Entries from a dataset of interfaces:
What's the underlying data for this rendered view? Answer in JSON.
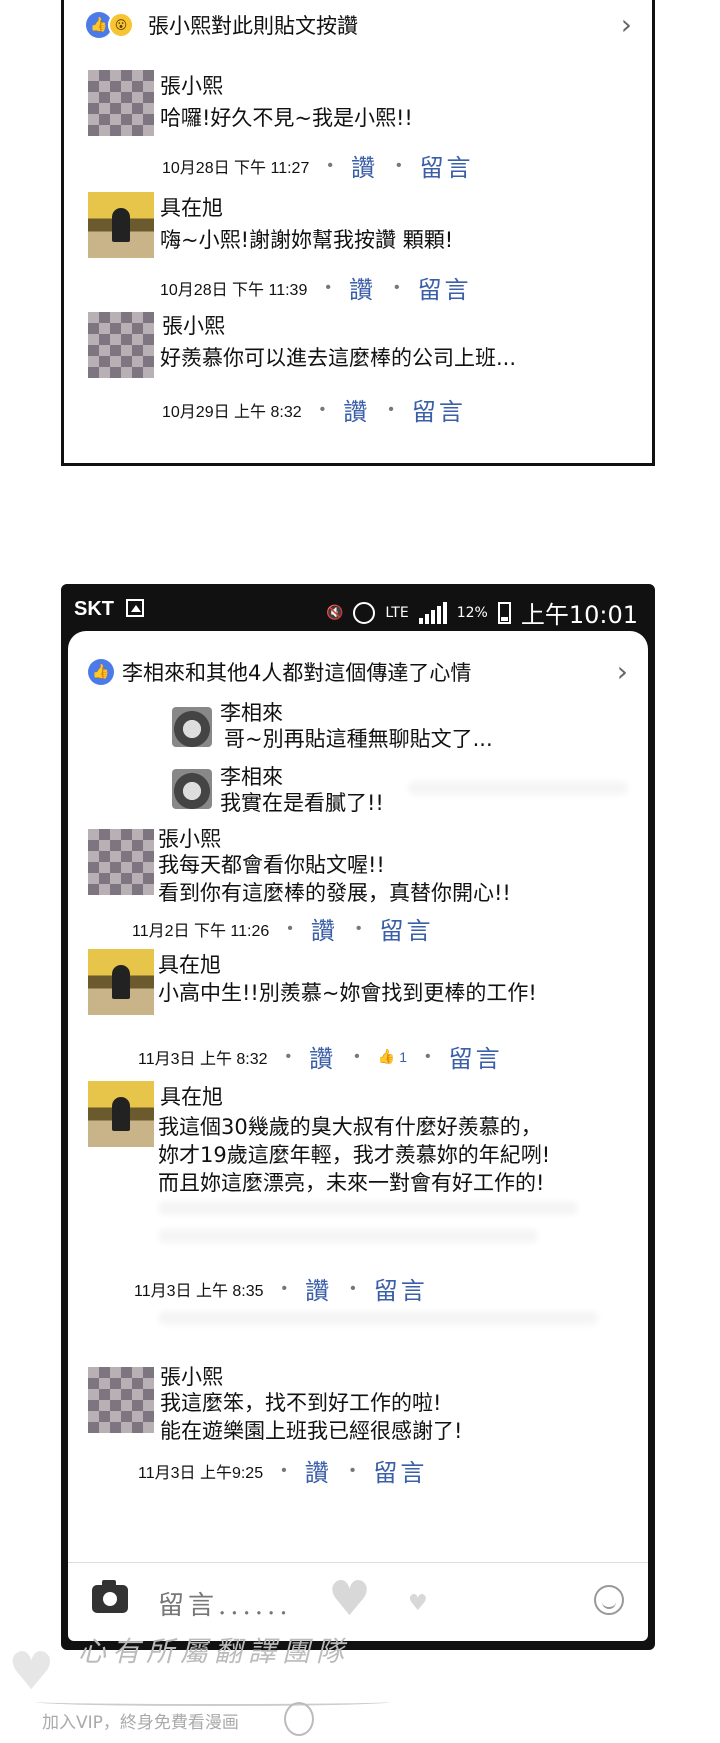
{
  "panel1": {
    "header": "張小熙對此則貼文按讚",
    "comments": [
      {
        "name": "張小熙",
        "text": "哈囉!好久不見~我是小熙!!",
        "time": "10月28日 下午 11:27",
        "like": "讚",
        "reply": "留言"
      },
      {
        "name": "具在旭",
        "text": "嗨~小熙!謝謝妳幫我按讚 顆顆!",
        "time": "10月28日 下午 11:39",
        "like": "讚",
        "reply": "留言"
      },
      {
        "name": "張小熙",
        "text": "好羨慕你可以進去這麼棒的公司上班...",
        "time": "10月29日 上午 8:32",
        "like": "讚",
        "reply": "留言"
      }
    ]
  },
  "status_bar": {
    "carrier": "SKT",
    "lte": "LTE",
    "battery": "12%",
    "time": "上午10:01"
  },
  "panel2": {
    "header": "李相來和其他4人都對這個傳達了心情",
    "replies": [
      {
        "name": "李相來",
        "text": "哥~別再貼這種無聊貼文了..."
      },
      {
        "name": "李相來",
        "text": "我實在是看膩了!!"
      }
    ],
    "comments": [
      {
        "name": "張小熙",
        "text": "我每天都會看你貼文喔!!\n看到你有這麼棒的發展，真替你開心!!",
        "time": "11月2日 下午 11:26",
        "like": "讚",
        "reply": "留言"
      },
      {
        "name": "具在旭",
        "text": "小高中生!!別羨慕~妳會找到更棒的工作!",
        "time": "11月3日 上午 8:32",
        "like": "讚",
        "like_count": "1",
        "reply": "留言"
      },
      {
        "name": "具在旭",
        "text": "我這個30幾歲的臭大叔有什麼好羨慕的，\n妳才19歲這麼年輕，我才羨慕妳的年紀咧!\n而且妳這麼漂亮，未來一對會有好工作的!",
        "time": "11月3日 上午 8:35",
        "like": "讚",
        "reply": "留言"
      },
      {
        "name": "張小熙",
        "text": "我這麼笨，找不到好工作的啦!\n能在遊樂園上班我已經很感謝了!",
        "time": "11月3日 上午9:25",
        "like": "讚",
        "reply": "留言"
      }
    ],
    "input_placeholder": "留言......"
  },
  "watermark": {
    "line1": "心有所屬翻譯團隊",
    "line2": "加入VIP，終身免費看漫画"
  },
  "icons": {
    "like": "like-icon",
    "wow": "wow-icon",
    "chevron": "chevron-right-icon",
    "camera": "camera-icon",
    "emoji": "emoji-icon"
  },
  "colors": {
    "accent": "#4a7be8",
    "action_text": "#3b5ea8"
  }
}
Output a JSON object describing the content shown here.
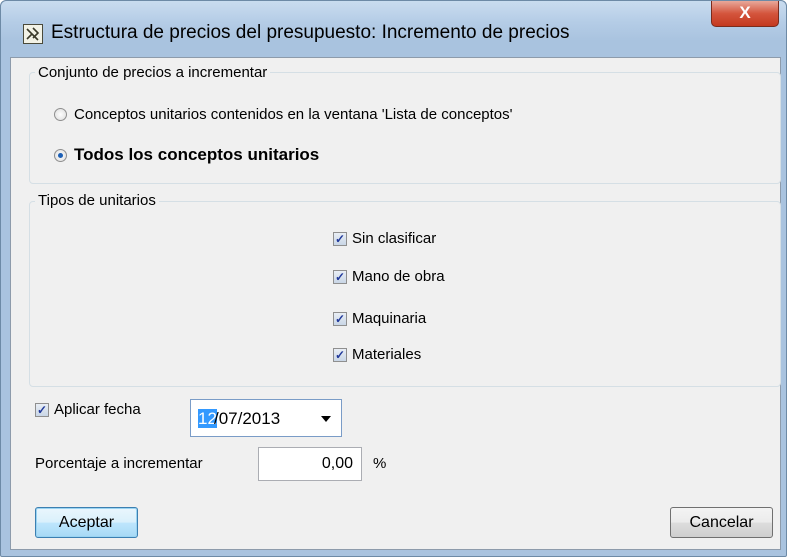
{
  "window": {
    "title": "Estructura de precios del presupuesto: Incremento de precios",
    "close_glyph": "X"
  },
  "group1": {
    "label": "Conjunto de precios a incrementar",
    "options": [
      {
        "label": "Conceptos unitarios contenidos en la ventana 'Lista de conceptos'",
        "selected": false
      },
      {
        "label": "Todos los conceptos unitarios",
        "selected": true
      }
    ]
  },
  "group2": {
    "label": "Tipos de unitarios",
    "checks": [
      {
        "label": "Sin clasificar",
        "checked": true
      },
      {
        "label": "Mano de obra",
        "checked": true
      },
      {
        "label": "Maquinaria",
        "checked": true
      },
      {
        "label": "Materiales",
        "checked": true
      }
    ]
  },
  "fecha": {
    "label": "Aplicar fecha",
    "checked": true,
    "date_selected": "12",
    "date_rest": "/07/2013"
  },
  "porcentaje": {
    "label": "Porcentaje a incrementar",
    "value": "0,00",
    "unit": "%"
  },
  "buttons": {
    "ok": "Aceptar",
    "cancel": "Cancelar"
  },
  "icons": {
    "app": "app-icon",
    "check": "✓"
  }
}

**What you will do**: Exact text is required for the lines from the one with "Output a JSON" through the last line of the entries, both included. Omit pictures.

**Your solution**:
Output a JSON object describing the content shown here.
{
  "window": {
    "title": "Estructura de precios del presupuesto: Incremento de precios",
    "close_glyph": "X"
  },
  "group1": {
    "label": "Conjunto de precios a incrementar",
    "options": [
      {
        "label": "Conceptos unitarios contenidos en la ventana 'Lista de conceptos'",
        "selected": false
      },
      {
        "label": "Todos los conceptos unitarios",
        "selected": true
      }
    ]
  },
  "group2": {
    "label": "Tipos de unitarios",
    "checks": [
      {
        "label": "Sin clasificar",
        "checked": true
      },
      {
        "label": "Mano de obra",
        "checked": true
      },
      {
        "label": "Maquinaria",
        "checked": true
      },
      {
        "label": "Materiales",
        "checked": true
      }
    ]
  },
  "fecha": {
    "label": "Aplicar fecha",
    "checked": true,
    "date_selected": "12",
    "date_rest": "/07/2013"
  },
  "porcentaje": {
    "label": "Porcentaje a incrementar",
    "value": "0,00",
    "unit": "%"
  },
  "buttons": {
    "ok": "Aceptar",
    "cancel": "Cancelar"
  },
  "icons": {
    "app": "app-icon",
    "check": "✓"
  }
}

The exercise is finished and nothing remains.